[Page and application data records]
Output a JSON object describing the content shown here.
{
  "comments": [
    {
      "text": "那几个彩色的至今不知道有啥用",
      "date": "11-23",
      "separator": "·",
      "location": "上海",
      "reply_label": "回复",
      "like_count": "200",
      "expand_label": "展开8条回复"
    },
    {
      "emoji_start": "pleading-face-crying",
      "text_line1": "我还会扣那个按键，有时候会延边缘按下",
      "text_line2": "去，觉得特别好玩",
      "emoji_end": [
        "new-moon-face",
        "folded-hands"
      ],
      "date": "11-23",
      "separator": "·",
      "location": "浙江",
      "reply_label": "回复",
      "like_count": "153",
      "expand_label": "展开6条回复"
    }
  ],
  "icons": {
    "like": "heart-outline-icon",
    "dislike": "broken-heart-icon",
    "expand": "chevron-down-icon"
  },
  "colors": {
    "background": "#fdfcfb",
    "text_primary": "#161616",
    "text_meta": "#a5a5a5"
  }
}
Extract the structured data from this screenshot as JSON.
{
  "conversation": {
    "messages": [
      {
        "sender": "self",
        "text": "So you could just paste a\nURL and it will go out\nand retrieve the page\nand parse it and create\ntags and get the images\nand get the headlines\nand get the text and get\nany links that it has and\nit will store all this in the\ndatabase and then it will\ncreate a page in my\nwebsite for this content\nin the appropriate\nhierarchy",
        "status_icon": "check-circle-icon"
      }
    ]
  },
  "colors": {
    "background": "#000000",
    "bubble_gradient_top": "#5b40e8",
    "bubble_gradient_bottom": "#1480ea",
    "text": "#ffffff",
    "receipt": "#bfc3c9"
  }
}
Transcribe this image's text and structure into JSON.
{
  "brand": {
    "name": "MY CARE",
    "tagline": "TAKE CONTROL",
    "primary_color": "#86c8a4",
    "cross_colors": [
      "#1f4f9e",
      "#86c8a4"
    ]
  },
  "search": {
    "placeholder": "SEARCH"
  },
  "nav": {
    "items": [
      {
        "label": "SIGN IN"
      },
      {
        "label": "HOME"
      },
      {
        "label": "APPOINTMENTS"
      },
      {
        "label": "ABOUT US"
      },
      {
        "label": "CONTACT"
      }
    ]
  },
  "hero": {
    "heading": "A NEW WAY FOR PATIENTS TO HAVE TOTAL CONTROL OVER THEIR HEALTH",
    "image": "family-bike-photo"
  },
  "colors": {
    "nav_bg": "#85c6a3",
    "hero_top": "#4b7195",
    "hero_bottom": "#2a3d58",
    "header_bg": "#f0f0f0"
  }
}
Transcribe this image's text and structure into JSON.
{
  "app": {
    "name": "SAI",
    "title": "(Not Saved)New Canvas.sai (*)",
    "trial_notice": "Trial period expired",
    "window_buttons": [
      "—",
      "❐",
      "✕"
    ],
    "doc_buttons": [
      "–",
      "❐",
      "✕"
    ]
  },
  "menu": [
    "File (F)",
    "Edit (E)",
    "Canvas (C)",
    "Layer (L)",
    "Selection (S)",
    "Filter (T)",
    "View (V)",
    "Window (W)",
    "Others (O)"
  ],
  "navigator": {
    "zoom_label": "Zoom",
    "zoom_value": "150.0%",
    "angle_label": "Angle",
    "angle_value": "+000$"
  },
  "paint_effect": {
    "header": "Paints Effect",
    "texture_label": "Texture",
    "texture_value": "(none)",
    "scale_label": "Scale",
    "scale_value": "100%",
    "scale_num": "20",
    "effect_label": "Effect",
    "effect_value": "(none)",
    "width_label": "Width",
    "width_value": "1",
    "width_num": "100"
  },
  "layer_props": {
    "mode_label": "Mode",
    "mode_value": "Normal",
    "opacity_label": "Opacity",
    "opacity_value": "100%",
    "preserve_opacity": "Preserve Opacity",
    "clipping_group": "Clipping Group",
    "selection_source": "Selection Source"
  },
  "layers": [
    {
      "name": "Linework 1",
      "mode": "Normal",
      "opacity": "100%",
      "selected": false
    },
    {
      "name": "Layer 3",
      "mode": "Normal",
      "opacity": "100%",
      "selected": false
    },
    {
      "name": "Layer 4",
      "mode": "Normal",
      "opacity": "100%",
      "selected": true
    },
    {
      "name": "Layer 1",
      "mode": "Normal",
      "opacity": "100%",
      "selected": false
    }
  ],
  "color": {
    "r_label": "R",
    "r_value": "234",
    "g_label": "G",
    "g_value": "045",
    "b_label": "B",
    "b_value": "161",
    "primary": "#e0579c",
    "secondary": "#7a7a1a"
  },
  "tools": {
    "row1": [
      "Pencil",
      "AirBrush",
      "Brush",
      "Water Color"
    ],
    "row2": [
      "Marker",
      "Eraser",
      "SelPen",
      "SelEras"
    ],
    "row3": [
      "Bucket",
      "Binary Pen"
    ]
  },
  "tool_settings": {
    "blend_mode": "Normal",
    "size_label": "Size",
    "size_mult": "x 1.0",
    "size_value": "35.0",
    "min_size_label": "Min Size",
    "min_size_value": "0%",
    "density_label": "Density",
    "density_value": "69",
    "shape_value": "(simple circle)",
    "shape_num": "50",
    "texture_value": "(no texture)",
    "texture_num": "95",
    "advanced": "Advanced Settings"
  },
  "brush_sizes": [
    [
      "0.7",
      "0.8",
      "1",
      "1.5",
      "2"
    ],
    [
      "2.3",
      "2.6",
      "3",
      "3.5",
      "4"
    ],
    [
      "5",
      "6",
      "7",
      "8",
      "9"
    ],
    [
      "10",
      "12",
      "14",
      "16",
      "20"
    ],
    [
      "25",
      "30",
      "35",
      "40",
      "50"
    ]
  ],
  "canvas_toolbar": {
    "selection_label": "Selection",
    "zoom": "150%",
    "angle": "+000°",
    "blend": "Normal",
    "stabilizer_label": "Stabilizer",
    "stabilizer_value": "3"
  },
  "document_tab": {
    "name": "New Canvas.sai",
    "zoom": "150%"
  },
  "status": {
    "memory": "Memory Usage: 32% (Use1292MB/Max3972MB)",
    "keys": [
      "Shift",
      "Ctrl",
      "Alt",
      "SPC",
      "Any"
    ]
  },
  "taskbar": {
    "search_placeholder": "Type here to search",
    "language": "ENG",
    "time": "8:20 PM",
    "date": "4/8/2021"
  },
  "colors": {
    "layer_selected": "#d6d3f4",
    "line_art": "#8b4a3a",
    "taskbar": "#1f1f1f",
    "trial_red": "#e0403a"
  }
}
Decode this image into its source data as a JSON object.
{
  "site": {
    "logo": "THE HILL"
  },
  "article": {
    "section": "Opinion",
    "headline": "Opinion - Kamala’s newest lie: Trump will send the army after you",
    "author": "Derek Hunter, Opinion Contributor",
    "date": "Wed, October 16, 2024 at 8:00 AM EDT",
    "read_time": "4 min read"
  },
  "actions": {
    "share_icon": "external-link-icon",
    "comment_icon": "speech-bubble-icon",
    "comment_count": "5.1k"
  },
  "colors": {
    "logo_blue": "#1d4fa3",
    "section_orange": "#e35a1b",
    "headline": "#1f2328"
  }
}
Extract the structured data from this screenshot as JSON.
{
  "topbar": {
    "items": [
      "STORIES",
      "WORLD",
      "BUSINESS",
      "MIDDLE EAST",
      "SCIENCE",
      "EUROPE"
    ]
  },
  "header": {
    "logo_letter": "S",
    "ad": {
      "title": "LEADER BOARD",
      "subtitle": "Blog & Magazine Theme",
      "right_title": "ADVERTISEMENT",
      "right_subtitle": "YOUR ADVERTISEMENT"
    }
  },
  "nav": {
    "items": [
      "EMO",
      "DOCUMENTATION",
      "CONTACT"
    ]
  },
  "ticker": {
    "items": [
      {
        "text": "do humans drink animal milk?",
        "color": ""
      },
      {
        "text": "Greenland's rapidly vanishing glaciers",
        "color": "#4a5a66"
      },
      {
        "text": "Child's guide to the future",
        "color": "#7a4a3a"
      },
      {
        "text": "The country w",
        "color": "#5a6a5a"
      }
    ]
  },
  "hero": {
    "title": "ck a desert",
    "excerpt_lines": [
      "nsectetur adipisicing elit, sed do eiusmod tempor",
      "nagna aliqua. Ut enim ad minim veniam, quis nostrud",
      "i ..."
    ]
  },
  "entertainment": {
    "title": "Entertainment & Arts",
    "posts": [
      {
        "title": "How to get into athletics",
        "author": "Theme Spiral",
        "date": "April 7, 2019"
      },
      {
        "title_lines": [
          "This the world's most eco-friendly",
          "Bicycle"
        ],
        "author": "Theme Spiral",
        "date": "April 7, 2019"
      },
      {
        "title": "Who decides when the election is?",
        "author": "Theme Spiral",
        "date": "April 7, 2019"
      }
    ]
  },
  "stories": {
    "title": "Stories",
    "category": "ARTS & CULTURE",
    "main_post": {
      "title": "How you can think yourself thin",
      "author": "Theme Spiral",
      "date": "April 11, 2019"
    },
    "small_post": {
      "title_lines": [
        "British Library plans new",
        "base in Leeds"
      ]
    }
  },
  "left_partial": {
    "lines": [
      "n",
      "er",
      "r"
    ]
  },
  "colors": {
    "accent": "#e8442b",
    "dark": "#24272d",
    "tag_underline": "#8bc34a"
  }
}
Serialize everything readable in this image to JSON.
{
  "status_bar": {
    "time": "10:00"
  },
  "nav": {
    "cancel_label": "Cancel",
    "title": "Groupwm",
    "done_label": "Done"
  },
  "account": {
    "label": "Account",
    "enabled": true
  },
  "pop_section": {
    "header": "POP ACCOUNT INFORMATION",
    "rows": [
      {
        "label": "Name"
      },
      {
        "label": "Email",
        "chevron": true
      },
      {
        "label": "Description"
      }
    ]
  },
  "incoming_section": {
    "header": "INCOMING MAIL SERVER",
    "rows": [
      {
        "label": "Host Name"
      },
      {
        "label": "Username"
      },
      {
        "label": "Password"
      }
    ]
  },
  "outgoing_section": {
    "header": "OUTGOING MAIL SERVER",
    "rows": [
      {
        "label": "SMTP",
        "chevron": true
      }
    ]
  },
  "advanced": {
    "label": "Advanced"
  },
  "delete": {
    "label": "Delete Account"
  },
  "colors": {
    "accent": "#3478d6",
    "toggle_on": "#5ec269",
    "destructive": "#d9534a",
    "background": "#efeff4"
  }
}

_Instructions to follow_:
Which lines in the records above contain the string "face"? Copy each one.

_Solution to the exercise_:
      "emoji_start": "pleading-face-crying",
        "new-moon-face",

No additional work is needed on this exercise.